4. Dogs have also been trained to detect cancer by smell. And early studies are showing impressive results. A dog's nose has 220 million cells associated with its sense of smell. Humans have just 5 million. (It is for this reason that dogs are used to sniff out drugs, explosives and human remains.) Some experts now even claim that dogs can be trained to smell cancer cells in human beings. Dr Armand Gognetta, a skin cancer specialist, has reported that a grey-haired Schnauzer called George, who has been trained to detect skin cancer cells in humans, has a success rate of nearly 100%. George was trained after a medical journal had described how another dog had kept sniffing at a particular mole on her owner's leg - ignoring a number of other moles. A biopsy had revealed that the mole which had attracted attention had been malignant.

5. Dogs have been reported to be sensitive to impending epileptic seizures. No one knows how they do this but dogs are sensitive to seizures about forty minutes before they occur. Dogs can therefore be trained to offer early warnings - enabling their owners to take the appropriate precautions for their safety.

6. Many pets know (presumably through some sixth sense such as extra sensory perception) that their owners are going to be in danger.

7. Cat owners have reported that when they are feeling ill their cat will make much of a fuss of them - purring loudly and rubbing against them when they are feeling unwell.

8. It has frequently been reported that dogs who are separated from their owners will sense when something terrible has happened. Author Sandra Collier reports that when a friend was taken seriously ill while on holiday her dogs, left at home in the care of another friend, began howling in the middle of the night. The dogs howled continuously. It was later discovered that the dogs had started howling at the moment their owner had fallen ill.

9. Writer Ernest Thompson Seton got caught in two wolf traps while working in the wilderness. At nightfall, a pack of hungry wolves gathered around him. The leader began to growl and snap at Seton who was trapped and helpless. As the wolves were about to attack, Seton's dog Bingo suddenly appeared and killed the leader of the wolf pack. Bingo then dragged a tool to Seton that enabled him to undo the traps and free himself. The really strange thing is that the dog had not been taken on Seton's expedition. At home he had whimpered and acted strangely. Eventually, despite attempts to detain him, he headed into the dark to find the endangered Seton.

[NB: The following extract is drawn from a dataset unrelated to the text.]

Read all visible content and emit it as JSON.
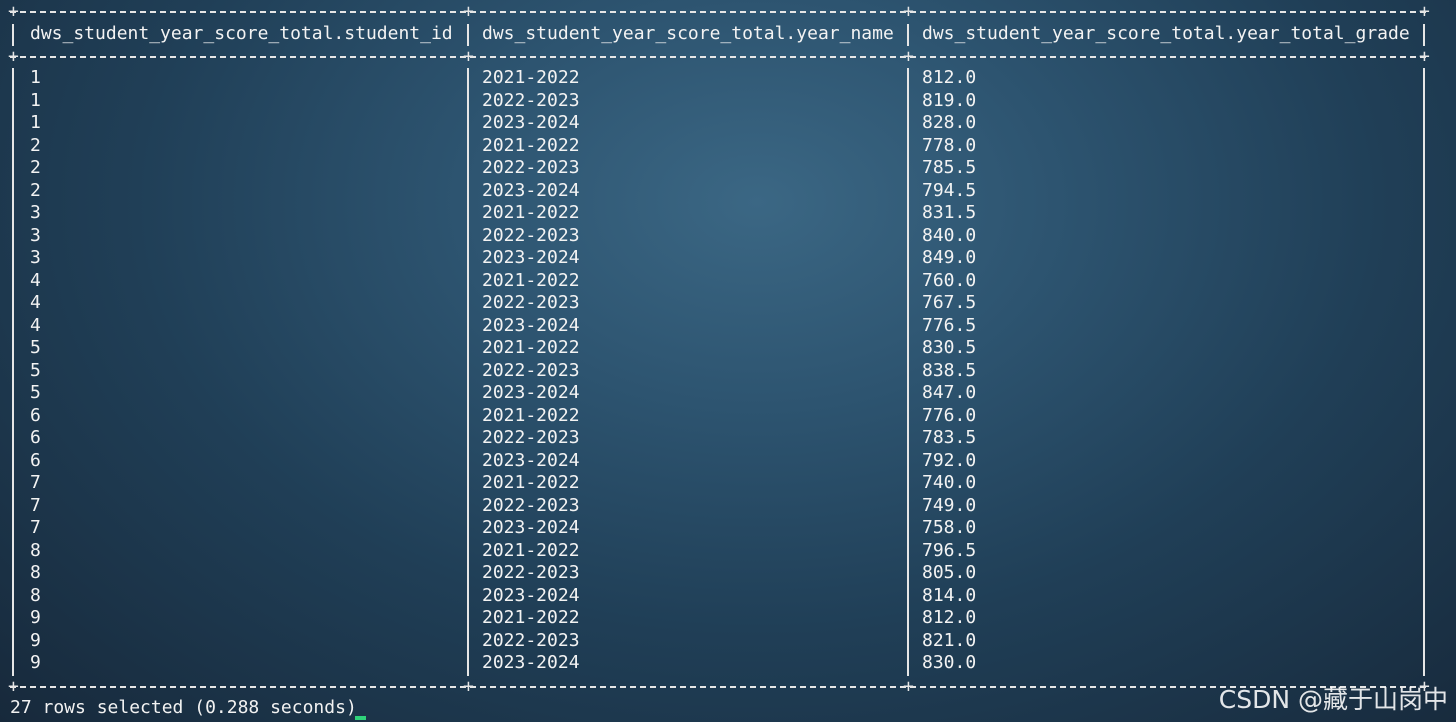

10. Four New Zealanders were swimming off Ocean Beach near Whangarei on New Zealand's North Island when dolphins swam close to them in tight circles and herded them to safety. One of the swimmers, a lifesaver, tried to escape from the dolphins but was herded back into the group - just as he noticed a nine foot great white shark swimming towards the group. `The dolphins had corralled us up to protect us,' said the lifesaver. The swimmers spent the next 40 minutes surrounded by the dolphins before the shark disappeared and they were allowed to swim back to shore. The dolphins had sensed the danger to the human swimmers and had taken action to protect them, just as they would protect their young. Later, two of the dolphins were butchered by poachers.

11. Animals have been known to give food to hungry humans. Koko, the gorilla who learned to communicate with humans through sign language, gave medical advice to a human woman who complained of indigestion. Koko told the woman to drink orange juice. When the human revisited ten days later and offered Koko a drink of orange juice, Koko would not accept the drink until assured that the woman felt better.

12. A Border collie woke a young mother from a deep sleep and led her to her baby's cot. The baby was choking on mucus and had stopped breathing.

Copyright Donna Antoinette Coleman and Vernon Coleman 2011
Taken from Animal Miscellany by Donna Antoinette Coleman and Vernon Coleman (available through the bookshop on this website).